Let’s be honest: No marketer likes when algorithm updates affect their ability to reach the right people. But change is inevitable.
With algorithm updates periodically shifting what we see on our timelines, it’s important to understand what it means for marketers, and how to stay relevant.
The algorithm update of 2018, as we all remember, was Mark Zuckerberg’s initiative to make content more meaningful to the user and improve the quality of their experience on Facebook. Prioritizing valuable interactions with family and friends over interactions with brands, news outlets and political sources, the algorithm reduced what users saw of product pages and promotions.
Now it’s 2020, and Facebook’s focus is on making the platform transparent to users. As a result of user surveys, Facebook wants to give users more control over what they see.
We’ve done some digging and have the changes you’re looking for and what you can do about them.
In March 2019, Facebook introduced this tool to help users understand why they’re being shown a particular post. It gives the user the ability to tell Facebook what’s important to them, and if they want to see fewer posts from another user or more posts from a particular page.
Let users know that when they like or follow your page to check the “See First” preference, which lets the algorithm know your posts are important to them.
If a user has previously engaged with your page, they are more likely to continue interacting with your page and users on your page.
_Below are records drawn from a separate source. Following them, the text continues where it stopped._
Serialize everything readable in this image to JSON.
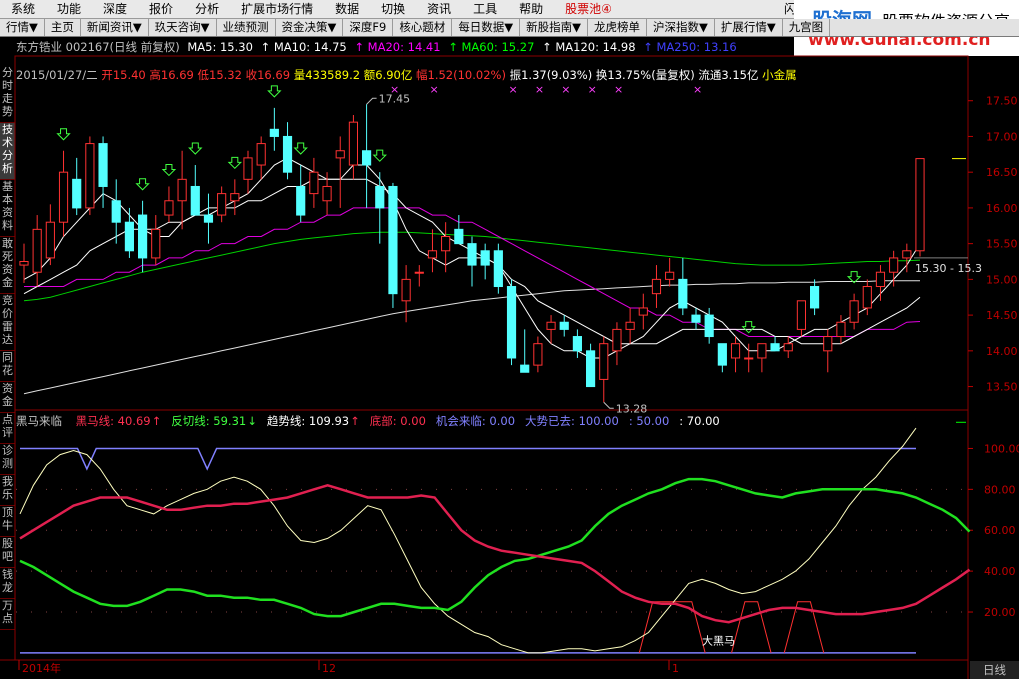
{
  "menubar": {
    "items": [
      "系统",
      "功能",
      "深度",
      "报价",
      "分析",
      "扩展市场行情",
      "数据",
      "切换",
      "资讯",
      "工具",
      "帮助"
    ],
    "stock_pool": "股票池④",
    "flash": "闪电手"
  },
  "logo": {
    "brand": "股海网",
    "tagline": "股票软件资源分享",
    "url": "www.Guhai.com.cn"
  },
  "toolbar": {
    "items": [
      "行情▼",
      "主页",
      "新闻资讯▼",
      "玖天咨询▼",
      "业绩预测",
      "资金决策▼",
      "深度F9",
      "核心题材",
      "每日数据▼",
      "新股指南▼",
      "龙虎榜单",
      "沪深指数▼",
      "扩展行情▼",
      "九宫图"
    ]
  },
  "main_header": {
    "stock": "东方锆业 002167(日线 前复权)",
    "ma": [
      {
        "label": "MA5: 15.30",
        "color": "#ffffff"
      },
      {
        "label": "MA10: 14.75",
        "color": "#ffffff"
      },
      {
        "label": "MA20: 14.41",
        "color": "#ff00ff"
      },
      {
        "label": "MA60: 15.27",
        "color": "#00ff00"
      },
      {
        "label": "MA120: 14.98",
        "color": "#ffffff"
      },
      {
        "label": "MA250: 13.16",
        "color": "#4040ff"
      }
    ]
  },
  "quote_line": {
    "date": "2015/01/27/二",
    "open": "开15.40",
    "high": "高16.69",
    "low": "低15.32",
    "close": "收16.69",
    "vol": "量433589.2",
    "amount": "额6.90亿",
    "change": "幅1.52(10.02%)",
    "amplitude": "振1.37(9.03%)",
    "turnover": "换13.75%(量复权)",
    "float": "流通3.15亿",
    "tag": "小金属"
  },
  "price_axis": [
    "17.50",
    "17.00",
    "16.50",
    "16.00",
    "15.50",
    "15.00",
    "14.50",
    "14.00",
    "13.50"
  ],
  "annotations": {
    "high_mark": "17.45",
    "low_mark": "13.28",
    "last_price": "15.30 - 15.3"
  },
  "indicator_header": {
    "name": "黑马来临",
    "items": [
      {
        "label": "黑马线: 40.69",
        "color": "#ff3050"
      },
      {
        "label": "↑",
        "color": "#ff3050"
      },
      {
        "label": "反切线: 59.31",
        "color": "#40ff40"
      },
      {
        "label": "↓",
        "color": "#40ff40"
      },
      {
        "label": "趋势线: 109.93",
        "color": "#ffffff"
      },
      {
        "label": "↑",
        "color": "#ff3050"
      },
      {
        "label": "底部: 0.00",
        "color": "#ff3050"
      },
      {
        "label": "机会来临: 0.00",
        "color": "#8080ff"
      },
      {
        "label": "大势已去: 100.00",
        "color": "#8080ff"
      },
      {
        "label": ": 50.00",
        "color": "#8080ff"
      },
      {
        "label": ": 70.00",
        "color": "#ffffff"
      }
    ]
  },
  "indicator_axis": [
    "100.00",
    "80.00",
    "60.00",
    "40.00",
    "20.00"
  ],
  "indicator_label": "大黑马",
  "date_axis": [
    "2014年",
    "12",
    "1"
  ],
  "bottom_tab": "日线",
  "sidebar": [
    "分时走势",
    "技术分析",
    "基本资料",
    "敢死资金",
    "竞价雷达",
    "同花",
    "资金",
    "点评",
    "诊测",
    "我乐",
    "顶牛",
    "股吧",
    "钱龙",
    "万点"
  ],
  "colors": {
    "up": "#ff3232",
    "down": "#54ffff",
    "grid": "#800000"
  },
  "chart_data": {
    "type": "candlestick",
    "price_range": [
      13.2,
      17.65
    ],
    "candles": [
      {
        "o": 15.2,
        "h": 15.5,
        "l": 14.95,
        "c": 15.25
      },
      {
        "o": 15.1,
        "h": 15.9,
        "l": 14.9,
        "c": 15.7
      },
      {
        "o": 15.3,
        "h": 16.05,
        "l": 15.2,
        "c": 15.8
      },
      {
        "o": 15.8,
        "h": 16.8,
        "l": 15.6,
        "c": 16.5
      },
      {
        "o": 16.4,
        "h": 16.7,
        "l": 15.9,
        "c": 16.0
      },
      {
        "o": 16.0,
        "h": 17.0,
        "l": 15.9,
        "c": 16.9
      },
      {
        "o": 16.9,
        "h": 17.0,
        "l": 16.0,
        "c": 16.3
      },
      {
        "o": 16.1,
        "h": 16.4,
        "l": 15.5,
        "c": 15.8
      },
      {
        "o": 15.8,
        "h": 16.0,
        "l": 15.3,
        "c": 15.4
      },
      {
        "o": 15.9,
        "h": 16.1,
        "l": 15.1,
        "c": 15.3
      },
      {
        "o": 15.3,
        "h": 15.9,
        "l": 15.2,
        "c": 15.7
      },
      {
        "o": 15.9,
        "h": 16.3,
        "l": 15.8,
        "c": 16.1
      },
      {
        "o": 16.1,
        "h": 16.8,
        "l": 15.7,
        "c": 16.4
      },
      {
        "o": 16.3,
        "h": 16.6,
        "l": 15.9,
        "c": 15.9
      },
      {
        "o": 15.9,
        "h": 16.2,
        "l": 15.5,
        "c": 15.8
      },
      {
        "o": 15.9,
        "h": 16.3,
        "l": 15.8,
        "c": 16.2
      },
      {
        "o": 16.1,
        "h": 16.4,
        "l": 15.9,
        "c": 16.2
      },
      {
        "o": 16.4,
        "h": 16.8,
        "l": 16.2,
        "c": 16.7
      },
      {
        "o": 16.6,
        "h": 17.0,
        "l": 16.4,
        "c": 16.9
      },
      {
        "o": 17.1,
        "h": 17.4,
        "l": 16.8,
        "c": 17.0
      },
      {
        "o": 17.0,
        "h": 17.2,
        "l": 16.4,
        "c": 16.5
      },
      {
        "o": 16.3,
        "h": 16.6,
        "l": 15.8,
        "c": 15.9
      },
      {
        "o": 16.2,
        "h": 16.7,
        "l": 16.0,
        "c": 16.5
      },
      {
        "o": 16.1,
        "h": 16.5,
        "l": 15.9,
        "c": 16.3
      },
      {
        "o": 16.7,
        "h": 17.0,
        "l": 16.0,
        "c": 16.8
      },
      {
        "o": 16.6,
        "h": 17.3,
        "l": 16.4,
        "c": 17.2
      },
      {
        "o": 16.8,
        "h": 17.45,
        "l": 16.0,
        "c": 16.6
      },
      {
        "o": 16.3,
        "h": 16.5,
        "l": 15.5,
        "c": 16.0
      },
      {
        "o": 16.3,
        "h": 16.35,
        "l": 14.6,
        "c": 14.8
      },
      {
        "o": 14.7,
        "h": 15.2,
        "l": 14.4,
        "c": 15.0
      },
      {
        "o": 15.1,
        "h": 15.2,
        "l": 14.9,
        "c": 15.1
      },
      {
        "o": 15.3,
        "h": 15.7,
        "l": 15.1,
        "c": 15.4
      },
      {
        "o": 15.4,
        "h": 15.8,
        "l": 15.1,
        "c": 15.6
      },
      {
        "o": 15.7,
        "h": 15.9,
        "l": 15.5,
        "c": 15.5
      },
      {
        "o": 15.5,
        "h": 15.6,
        "l": 14.9,
        "c": 15.2
      },
      {
        "o": 15.4,
        "h": 15.5,
        "l": 15.0,
        "c": 15.2
      },
      {
        "o": 15.4,
        "h": 15.5,
        "l": 14.8,
        "c": 14.9
      },
      {
        "o": 14.9,
        "h": 15.0,
        "l": 13.8,
        "c": 13.9
      },
      {
        "o": 13.8,
        "h": 14.3,
        "l": 13.7,
        "c": 13.7
      },
      {
        "o": 13.8,
        "h": 14.2,
        "l": 13.7,
        "c": 14.1
      },
      {
        "o": 14.3,
        "h": 14.5,
        "l": 14.1,
        "c": 14.4
      },
      {
        "o": 14.4,
        "h": 14.5,
        "l": 14.2,
        "c": 14.3
      },
      {
        "o": 14.2,
        "h": 14.3,
        "l": 13.9,
        "c": 14.0
      },
      {
        "o": 14.0,
        "h": 14.1,
        "l": 13.5,
        "c": 13.5
      },
      {
        "o": 13.6,
        "h": 14.2,
        "l": 13.28,
        "c": 14.1
      },
      {
        "o": 14.0,
        "h": 14.4,
        "l": 13.8,
        "c": 14.3
      },
      {
        "o": 14.3,
        "h": 14.6,
        "l": 14.1,
        "c": 14.4
      },
      {
        "o": 14.5,
        "h": 14.8,
        "l": 14.3,
        "c": 14.6
      },
      {
        "o": 14.8,
        "h": 15.2,
        "l": 14.6,
        "c": 15.0
      },
      {
        "o": 15.0,
        "h": 15.3,
        "l": 14.9,
        "c": 15.1
      },
      {
        "o": 15.0,
        "h": 15.3,
        "l": 14.5,
        "c": 14.6
      },
      {
        "o": 14.5,
        "h": 14.6,
        "l": 14.3,
        "c": 14.4
      },
      {
        "o": 14.5,
        "h": 14.6,
        "l": 14.1,
        "c": 14.2
      },
      {
        "o": 14.1,
        "h": 14.1,
        "l": 13.7,
        "c": 13.8
      },
      {
        "o": 13.9,
        "h": 14.2,
        "l": 13.7,
        "c": 14.1
      },
      {
        "o": 13.9,
        "h": 14.1,
        "l": 13.7,
        "c": 13.9
      },
      {
        "o": 13.9,
        "h": 14.1,
        "l": 13.7,
        "c": 14.1
      },
      {
        "o": 14.1,
        "h": 14.2,
        "l": 14.0,
        "c": 14.0
      },
      {
        "o": 14.0,
        "h": 14.2,
        "l": 13.9,
        "c": 14.1
      },
      {
        "o": 14.3,
        "h": 14.7,
        "l": 14.2,
        "c": 14.7
      },
      {
        "o": 14.9,
        "h": 15.0,
        "l": 14.5,
        "c": 14.6
      },
      {
        "o": 14.0,
        "h": 14.3,
        "l": 13.7,
        "c": 14.2
      },
      {
        "o": 14.2,
        "h": 14.5,
        "l": 14.1,
        "c": 14.4
      },
      {
        "o": 14.4,
        "h": 14.8,
        "l": 14.3,
        "c": 14.7
      },
      {
        "o": 14.6,
        "h": 15.0,
        "l": 14.5,
        "c": 14.9
      },
      {
        "o": 14.9,
        "h": 15.2,
        "l": 14.7,
        "c": 15.1
      },
      {
        "o": 15.1,
        "h": 15.4,
        "l": 14.9,
        "c": 15.3
      },
      {
        "o": 15.3,
        "h": 15.5,
        "l": 15.1,
        "c": 15.4
      },
      {
        "o": 15.4,
        "h": 16.69,
        "l": 15.32,
        "c": 16.69
      }
    ],
    "ma5": [
      15.0,
      15.1,
      15.3,
      15.6,
      15.8,
      16.0,
      16.2,
      16.1,
      15.9,
      15.7,
      15.6,
      15.6,
      15.8,
      15.9,
      16.0,
      16.0,
      16.1,
      16.2,
      16.4,
      16.6,
      16.7,
      16.6,
      16.5,
      16.4,
      16.4,
      16.6,
      16.6,
      16.4,
      16.1,
      15.7,
      15.4,
      15.3,
      15.2,
      15.3,
      15.3,
      15.3,
      15.2,
      14.9,
      14.6,
      14.3,
      14.1,
      14.0,
      14.0,
      13.9,
      13.9,
      14.0,
      14.1,
      14.2,
      14.4,
      14.6,
      14.7,
      14.6,
      14.5,
      14.4,
      14.2,
      14.0,
      14.0,
      14.0,
      14.1,
      14.2,
      14.3,
      14.3,
      14.4,
      14.5,
      14.6,
      14.8,
      15.0,
      15.2,
      15.5
    ],
    "ma10": [
      14.8,
      14.9,
      15.0,
      15.1,
      15.2,
      15.4,
      15.5,
      15.6,
      15.7,
      15.7,
      15.7,
      15.8,
      15.8,
      15.9,
      15.9,
      16.0,
      16.0,
      16.1,
      16.1,
      16.2,
      16.3,
      16.3,
      16.4,
      16.4,
      16.4,
      16.4,
      16.4,
      16.3,
      16.2,
      16.0,
      15.9,
      15.8,
      15.6,
      15.5,
      15.4,
      15.3,
      15.2,
      15.0,
      14.9,
      14.7,
      14.6,
      14.5,
      14.4,
      14.3,
      14.2,
      14.1,
      14.1,
      14.1,
      14.1,
      14.2,
      14.3,
      14.3,
      14.3,
      14.3,
      14.3,
      14.3,
      14.3,
      14.2,
      14.2,
      14.1,
      14.1,
      14.1,
      14.1,
      14.2,
      14.3,
      14.4,
      14.5,
      14.6,
      14.75
    ],
    "ma20": [
      14.9,
      14.9,
      14.9,
      14.9,
      15.0,
      15.0,
      15.0,
      15.1,
      15.1,
      15.2,
      15.2,
      15.3,
      15.3,
      15.4,
      15.4,
      15.5,
      15.5,
      15.6,
      15.6,
      15.7,
      15.7,
      15.8,
      15.8,
      15.9,
      15.9,
      16.0,
      16.0,
      16.0,
      16.0,
      16.0,
      16.0,
      15.9,
      15.9,
      15.8,
      15.8,
      15.7,
      15.6,
      15.5,
      15.4,
      15.3,
      15.2,
      15.1,
      15.0,
      14.9,
      14.8,
      14.7,
      14.6,
      14.6,
      14.5,
      14.5,
      14.4,
      14.4,
      14.3,
      14.3,
      14.3,
      14.2,
      14.2,
      14.2,
      14.2,
      14.2,
      14.2,
      14.2,
      14.2,
      14.2,
      14.3,
      14.3,
      14.3,
      14.4,
      14.41
    ],
    "ma60": [
      14.7,
      14.72,
      14.75,
      14.8,
      14.85,
      14.9,
      14.95,
      15.0,
      15.05,
      15.1,
      15.14,
      15.18,
      15.22,
      15.26,
      15.3,
      15.34,
      15.38,
      15.42,
      15.46,
      15.5,
      15.53,
      15.56,
      15.58,
      15.6,
      15.62,
      15.64,
      15.65,
      15.66,
      15.66,
      15.66,
      15.65,
      15.64,
      15.63,
      15.62,
      15.61,
      15.6,
      15.58,
      15.56,
      15.54,
      15.52,
      15.5,
      15.48,
      15.46,
      15.44,
      15.42,
      15.4,
      15.38,
      15.36,
      15.34,
      15.32,
      15.3,
      15.28,
      15.26,
      15.24,
      15.22,
      15.21,
      15.2,
      15.2,
      15.2,
      15.2,
      15.21,
      15.22,
      15.23,
      15.24,
      15.25,
      15.25,
      15.26,
      15.26,
      15.27
    ],
    "ma120": [
      13.4,
      13.44,
      13.48,
      13.52,
      13.56,
      13.6,
      13.64,
      13.68,
      13.72,
      13.76,
      13.8,
      13.84,
      13.88,
      13.92,
      13.96,
      14.0,
      14.04,
      14.08,
      14.12,
      14.16,
      14.2,
      14.24,
      14.28,
      14.32,
      14.36,
      14.4,
      14.44,
      14.48,
      14.52,
      14.55,
      14.58,
      14.61,
      14.64,
      14.67,
      14.7,
      14.72,
      14.74,
      14.76,
      14.78,
      14.8,
      14.82,
      14.84,
      14.85,
      14.86,
      14.87,
      14.88,
      14.89,
      14.9,
      14.91,
      14.92,
      14.92,
      14.93,
      14.93,
      14.94,
      14.94,
      14.95,
      14.95,
      14.95,
      14.96,
      14.96,
      14.96,
      14.97,
      14.97,
      14.97,
      14.97,
      14.98,
      14.98,
      14.98,
      14.98
    ],
    "indicator_range": [
      -2,
      110
    ],
    "black_horse": [
      56,
      60,
      64,
      68,
      72,
      74,
      76,
      76,
      76,
      74,
      72,
      70,
      70,
      71,
      72,
      72,
      73,
      73,
      74,
      75,
      76,
      78,
      80,
      82,
      80,
      78,
      76,
      76,
      76,
      76,
      77,
      76,
      68,
      60,
      55,
      52,
      50,
      49,
      48,
      47,
      46,
      45,
      44,
      40,
      35,
      30,
      27,
      25,
      24,
      24,
      22,
      18,
      16,
      15,
      17,
      19,
      21,
      22,
      22,
      21,
      20,
      19,
      19,
      19,
      20,
      21,
      22,
      24,
      28,
      32,
      36,
      40.69
    ],
    "reverse_cut": [
      45,
      42,
      38,
      34,
      30,
      27,
      24,
      23,
      23,
      25,
      28,
      31,
      31,
      30,
      28,
      28,
      27,
      27,
      26,
      26,
      24,
      22,
      19,
      18,
      18,
      20,
      22,
      24,
      24,
      23,
      22,
      22,
      21,
      25,
      32,
      38,
      42,
      45,
      46,
      48,
      50,
      52,
      55,
      62,
      68,
      72,
      75,
      78,
      80,
      83,
      85,
      85,
      84,
      82,
      80,
      78,
      77,
      76,
      78,
      79,
      80,
      80,
      80,
      80,
      80,
      79,
      78,
      76,
      73,
      70,
      66,
      59.31
    ],
    "trend": [
      68,
      82,
      92,
      97,
      99,
      97,
      90,
      80,
      72,
      70,
      68,
      72,
      75,
      78,
      80,
      84,
      86,
      84,
      80,
      72,
      62,
      55,
      54,
      56,
      60,
      66,
      72,
      70,
      58,
      45,
      32,
      24,
      18,
      14,
      10,
      8,
      4,
      2,
      0,
      0,
      1,
      2,
      2,
      1,
      2,
      3,
      6,
      10,
      18,
      26,
      34,
      36,
      34,
      31,
      29,
      30,
      33,
      36,
      40,
      46,
      54,
      62,
      72,
      80,
      86,
      94,
      101,
      109.93
    ],
    "opportunity_hits": [
      [
        47,
        52
      ],
      [
        54,
        57
      ],
      [
        58,
        61
      ]
    ]
  }
}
But the key is quality content. In 2017, Facebook became more serious in its fight against engagement bait, using its algorithm to show people fewer posts goading them to like, share or comment on posts that artificially expand the page’s reach in users’ news feeds.
Be funny, inspiring, heartwarming or curiosity-sparking, but most of all, be genuine. Whatever you do, don’t be engagement bait. The algorithm will pick up on this (in its perpetual quest for valuable and meaningful content) and down-rank you for it. You want users to interact with your posts because they enjoy them, such as this Coca-Cola campaign featuring celebrities like Jonah Hill and Martin Scorsese, rather than asking them to tag a friend or like something, as a more authentic method of interaction.
A post’s recency is now a factor when the algorithm is determining what to show users. The more recent, the higher the ranking.
Keep your content fresh; produce it on a regular cycle. Update posts as new information comes about, and keep bringing new ideas.
In May 2019, Facebook revealed that the newsfeed algorithm would favor high-quality, original videos. Videos that users commonly search for and replay shows Facebook a sense of loyalty, adding to a video’s value in the algorithm. Videos that are from the original source rather than reshared add value in the rankings. Those that are longer than 3 minutes and watched until at least the 1-minute mark proved to be of higher quality. Facebook Live also proves to be of higher quality, averaging six times more engagement than regular videos.
Produce videos that are 3 minutes in length on average, of original quality and that are interesting yet genuine (refer back to the previous changes in favor here). Following these guidelines will help tip the algorithm in your direction. Think about your audience when creating video content and be sure it is informative, yet entertaining.
How often a page posts can directly impact its value to followers. Because Facebook feels this way, posting frequency has become a ranking signal that determines how well your posts rank in newsfeeds.
Planning your social media content in advance enables you to think through what you’re posting and when the most optimal time is to post. This can also improve engagement rates and get people talking about your posts if your content is relevant and timely, no matter what industry you’re in. Planned, well-thought-out content will provide value, which is what Facebook cares most about.
While there have been several changes, one thing has stayed the same: Facebook is a pay-to-play platform. And if you want to reach the millions of potential customers that permeate Facebook every day, you’ll need to look beyond organic content and utilize paid media and the diversity it offers when it comes to reaching your target audience. But keep in mind that a lot of these attributes of quality content apply to ads, too.
The days of using Facebook as a platform to broadcast to the masses are dwindling as you read this. Facebook, like everything else in this world, is continually evolving. And also like everything else, there are pros and cons for all affected.
For consumers, it can be a relief to have a better personalized experience, with more control over what is seen.
For marketers, it can be frustrating to have put so much effort into building a solid follower base for the algorithm to not be in your favor. It causes us to work harder, yet ignites our creativity in chasing new ways to captivate our audiences.
While Facebook is still one of the top platforms available for marketers, it doesn’t look like the algorithm changes will be reverting back anytime soon, so you’ll want to have realistic expectations and diversify the channels you use for a solid demand generation strategy. This includes other social networks and Google AdWords.
To learn more about effective demand generation, check out The New Demand Generation Guide.